As computer icons can be used in different sizes, icon design involves creating master artwork usually for the biggest size used and producing smaller sizes from it. It is desirable to comply with overall style of the icon set, using the same color palette, perspective and renderings for all icons. Special attention is given to eliminating unnecessary details and aligning strokes and objects to pixels in small icon sizes to avoid messy and blurred images.
Many modern icons have a maximum size of 1024 by 1024 pixels or greater. The challenge of icon design is to create an image that is communicative, beautiful, and understandable, at every size from this maximum resolution down to the minimum resolution of 16 by 16 pixels. Many icon formats allow one icon to include hinting to ensure visual clarity at smaller resolutions, or even completely different subsidiary images for smaller sizes (for instance, a keyboard at larger sizes, and a single keycap at smaller ones).
The most common and important examples are application icons, used to represent an app on Mac, Windows, Linux, or mobile platforms. These icons rely on unique and memorable metaphors as a form of product branding. Other common uses include favicons, toolbar icons, and icons for buttons or controls.
The process of icon design can be divided into two parts: defining the pictogram and creating final design or illustration.
There are three main approaches in defining pictograms.

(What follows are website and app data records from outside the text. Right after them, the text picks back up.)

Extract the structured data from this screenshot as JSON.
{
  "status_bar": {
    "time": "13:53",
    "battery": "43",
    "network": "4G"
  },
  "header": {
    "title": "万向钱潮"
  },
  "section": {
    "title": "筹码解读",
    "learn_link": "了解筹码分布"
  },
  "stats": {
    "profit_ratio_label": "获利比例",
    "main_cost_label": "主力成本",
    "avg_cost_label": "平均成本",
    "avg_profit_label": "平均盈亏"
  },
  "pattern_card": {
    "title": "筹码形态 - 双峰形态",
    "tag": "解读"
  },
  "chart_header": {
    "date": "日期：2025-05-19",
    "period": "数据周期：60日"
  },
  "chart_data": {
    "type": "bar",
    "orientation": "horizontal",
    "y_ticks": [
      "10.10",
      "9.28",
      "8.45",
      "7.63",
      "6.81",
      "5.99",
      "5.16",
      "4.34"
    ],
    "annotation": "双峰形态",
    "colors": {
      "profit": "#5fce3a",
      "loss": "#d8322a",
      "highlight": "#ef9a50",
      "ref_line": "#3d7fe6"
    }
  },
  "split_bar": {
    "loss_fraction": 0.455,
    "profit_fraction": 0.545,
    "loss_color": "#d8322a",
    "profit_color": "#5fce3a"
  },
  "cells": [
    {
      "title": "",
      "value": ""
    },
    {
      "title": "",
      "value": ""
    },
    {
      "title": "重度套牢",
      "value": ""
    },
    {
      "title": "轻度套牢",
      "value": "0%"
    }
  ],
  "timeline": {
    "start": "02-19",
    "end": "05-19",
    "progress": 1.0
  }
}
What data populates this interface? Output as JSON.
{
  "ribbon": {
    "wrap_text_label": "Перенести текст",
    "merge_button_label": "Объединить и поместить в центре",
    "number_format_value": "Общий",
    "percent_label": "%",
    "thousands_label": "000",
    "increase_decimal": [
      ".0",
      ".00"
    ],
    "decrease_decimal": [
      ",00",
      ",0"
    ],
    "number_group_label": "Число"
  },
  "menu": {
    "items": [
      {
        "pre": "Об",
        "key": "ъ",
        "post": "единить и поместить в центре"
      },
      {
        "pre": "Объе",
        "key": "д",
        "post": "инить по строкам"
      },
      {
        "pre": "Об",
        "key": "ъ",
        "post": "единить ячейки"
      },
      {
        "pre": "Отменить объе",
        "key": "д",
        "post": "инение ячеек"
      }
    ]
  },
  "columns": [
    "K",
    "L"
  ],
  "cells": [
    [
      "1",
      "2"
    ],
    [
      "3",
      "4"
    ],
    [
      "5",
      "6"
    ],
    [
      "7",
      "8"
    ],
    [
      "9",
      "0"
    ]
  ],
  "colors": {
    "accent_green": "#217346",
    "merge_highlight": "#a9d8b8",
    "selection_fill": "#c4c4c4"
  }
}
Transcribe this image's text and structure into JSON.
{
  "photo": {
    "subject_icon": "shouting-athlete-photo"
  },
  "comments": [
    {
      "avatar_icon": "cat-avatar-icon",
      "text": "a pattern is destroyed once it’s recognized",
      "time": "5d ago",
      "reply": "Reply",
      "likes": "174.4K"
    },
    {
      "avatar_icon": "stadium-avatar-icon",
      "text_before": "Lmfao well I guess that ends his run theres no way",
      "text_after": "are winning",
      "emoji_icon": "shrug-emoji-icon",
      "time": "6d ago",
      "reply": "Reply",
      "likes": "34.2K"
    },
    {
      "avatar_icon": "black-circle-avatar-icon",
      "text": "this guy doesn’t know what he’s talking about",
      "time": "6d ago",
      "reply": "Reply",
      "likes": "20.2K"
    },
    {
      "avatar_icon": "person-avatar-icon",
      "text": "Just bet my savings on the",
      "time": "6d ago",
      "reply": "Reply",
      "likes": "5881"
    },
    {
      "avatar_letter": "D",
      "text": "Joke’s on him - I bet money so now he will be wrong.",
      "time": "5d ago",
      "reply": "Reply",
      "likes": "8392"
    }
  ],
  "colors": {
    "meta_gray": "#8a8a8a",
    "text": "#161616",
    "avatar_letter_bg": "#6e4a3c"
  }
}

Defining the pictogram can be different for the toolbar and other functional icons in the interface and for the icons representing independent software applications or websites which are closer to logotype or mascot design.